photo by Hans A. Rosbach

Regardless of where it got its nickname, it’s a pretty polarizing fruit. Much like natto, it seems like people either love it or hate it. While researching the fruit for this post I found everything from an “I love Durian” facebook page to numerous bloggers dedicating posts to their nemesis, the durian.

I always assumed that durian would be one of those things that I would just never try. The extreme reactions I would often see people have when they ate durian petrified me. Case in point, this guy’s reaction.  Plus, I remember being horrified by the smell as a child.


photo by Hans A. Rosbach

But one day Neal brought home sweet sticky rice from the Asian market. It had this tiny schmear of yellowish stuff on top that I thought was mango so I just ate it —- hold up, this ain’t mango! I sniffed it. Yup, that’s gotta be durian. But wait, I wasn’t throwing up or retching. Could I like this stuff? It was hard to tell because there was only the tiniest bit.

Thus began the quest to find durian in Atlanta. I didn’t find fresh durian at my normal Asian store haunts but I did find it frozen. I let it thaw in my fridge overnight and the next day I gave it a go.

frozen durian


ME: It tastes like a wonderfully sweet custard.

NEAL: I only tried a tiny bit, but it was not good. I immediately wanted to spit out the sweet, rotten-tasting, onion-y mush swimming around my mouth.


ME: It has a strong pungent smell. It smells like durian. I like the smell. I don’t get the onions or stinky feet thing at all that people use to describe the smell.

NEAL: It smells kind of like decaying food compost. Throw in a bit of stinky feet and body odor and you’re getting close. The smell lingers…


ME: Custard, custard, custard!…with a little stringiness. It melts in my mouth.

NEAL: It’s soft and squishy. Like a moldy peach sitting in it’s own oozy juices.


ME: They look like yellow alien pods. Or big yellow larvae.

NEAL: Inside the durian, it looks like a little jaundiced baby alien fetus. It’s yellow. No thanks.


ME: I would eat this all day, errday if I could! (Can’t. This pack was $9.) I would love to find this fresh or whole. It’s just soooo good. I love it so hard! In fact, I want some right now.

NEAL: I might try this again perhaps in the distant future. When my tastebuds have disintegrated.

The King of Fruits polarizes again. It’s almost as if it changes the way it tastes for different people. Maybe it should be called magical fruit. Or tranformers fruit…more than meets the eye.

Nutritionally, durian is rich in vitamin C and B-complex, potassium and also has a high amount of tryptophan. Perhaps that explains my giddiness when I eat it?durian

If you decide to try durian (or perhaps you’re already a fan? maybe you’re the person who started the durian facebook page?)…know that it is perfectly decadent on its own. But it also pairs wonderfully with sweet coconut sticky rice.

durian with sticky rice
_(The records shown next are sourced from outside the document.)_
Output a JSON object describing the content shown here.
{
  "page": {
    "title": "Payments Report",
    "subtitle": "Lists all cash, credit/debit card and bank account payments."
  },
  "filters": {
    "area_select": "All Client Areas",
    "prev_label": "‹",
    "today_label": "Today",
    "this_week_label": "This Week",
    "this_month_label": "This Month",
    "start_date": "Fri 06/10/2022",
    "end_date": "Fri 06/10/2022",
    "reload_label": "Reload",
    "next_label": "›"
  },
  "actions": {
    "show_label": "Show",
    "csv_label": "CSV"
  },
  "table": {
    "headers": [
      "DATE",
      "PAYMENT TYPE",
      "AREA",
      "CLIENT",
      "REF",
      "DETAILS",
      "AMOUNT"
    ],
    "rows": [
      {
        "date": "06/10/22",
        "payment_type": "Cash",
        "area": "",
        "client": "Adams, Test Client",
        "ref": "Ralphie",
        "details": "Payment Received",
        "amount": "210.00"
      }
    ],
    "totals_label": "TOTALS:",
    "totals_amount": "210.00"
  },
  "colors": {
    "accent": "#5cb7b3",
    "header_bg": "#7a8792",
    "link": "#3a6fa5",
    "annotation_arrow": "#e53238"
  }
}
For this sweet sticky rice I loosely followed the recipe from Spice Island Vegan. Then I just piled on the duriany goodness.durian with sticky rice
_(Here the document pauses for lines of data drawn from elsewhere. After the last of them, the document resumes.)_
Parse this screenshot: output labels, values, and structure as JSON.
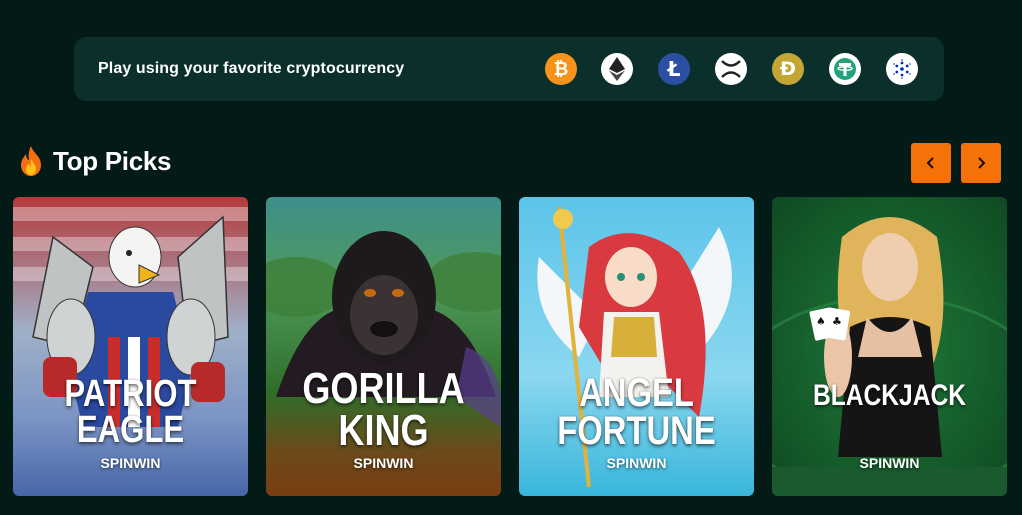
{
  "crypto_banner": {
    "text": "Play using your favorite cryptocurrency",
    "coins": [
      {
        "name": "bitcoin-icon",
        "symbol": "₿",
        "bg": "#f7931a",
        "fg": "#ffffff"
      },
      {
        "name": "ethereum-icon",
        "symbol": "◆",
        "bg": "#ffffff",
        "fg": "#1a1a1a"
      },
      {
        "name": "litecoin-icon",
        "symbol": "Ł",
        "bg": "#2c4fa3",
        "fg": "#ffffff"
      },
      {
        "name": "xrp-icon",
        "symbol": "✕",
        "bg": "#ffffff",
        "fg": "#1a1a1a"
      },
      {
        "name": "dogecoin-icon",
        "symbol": "Đ",
        "bg": "#c3a634",
        "fg": "#ffffff"
      },
      {
        "name": "tether-icon",
        "symbol": "₮",
        "bg": "#ffffff",
        "fg": "#26a17b"
      },
      {
        "name": "cardano-icon",
        "symbol": "✺",
        "bg": "#ffffff",
        "fg": "#0033ad"
      }
    ]
  },
  "section": {
    "title": "Top Picks",
    "prev_icon": "chevron-left-icon",
    "next_icon": "chevron-right-icon",
    "accent_color": "#f57208"
  },
  "games": [
    {
      "title_line1": "PATRIOT",
      "title_line2": "EAGLE",
      "provider": "SPINWIN"
    },
    {
      "title_line1": "GORILLA",
      "title_line2": "KING",
      "provider": "SPINWIN"
    },
    {
      "title_line1": "ANGEL",
      "title_line2": "FORTUNE",
      "provider": "SPINWIN"
    },
    {
      "title_line1": "BLACKJACK",
      "title_line2": "",
      "provider": "SPINWIN"
    }
  ]
}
Have you had durian before? If so, what do you think of it? If not, do you think you’ll try some?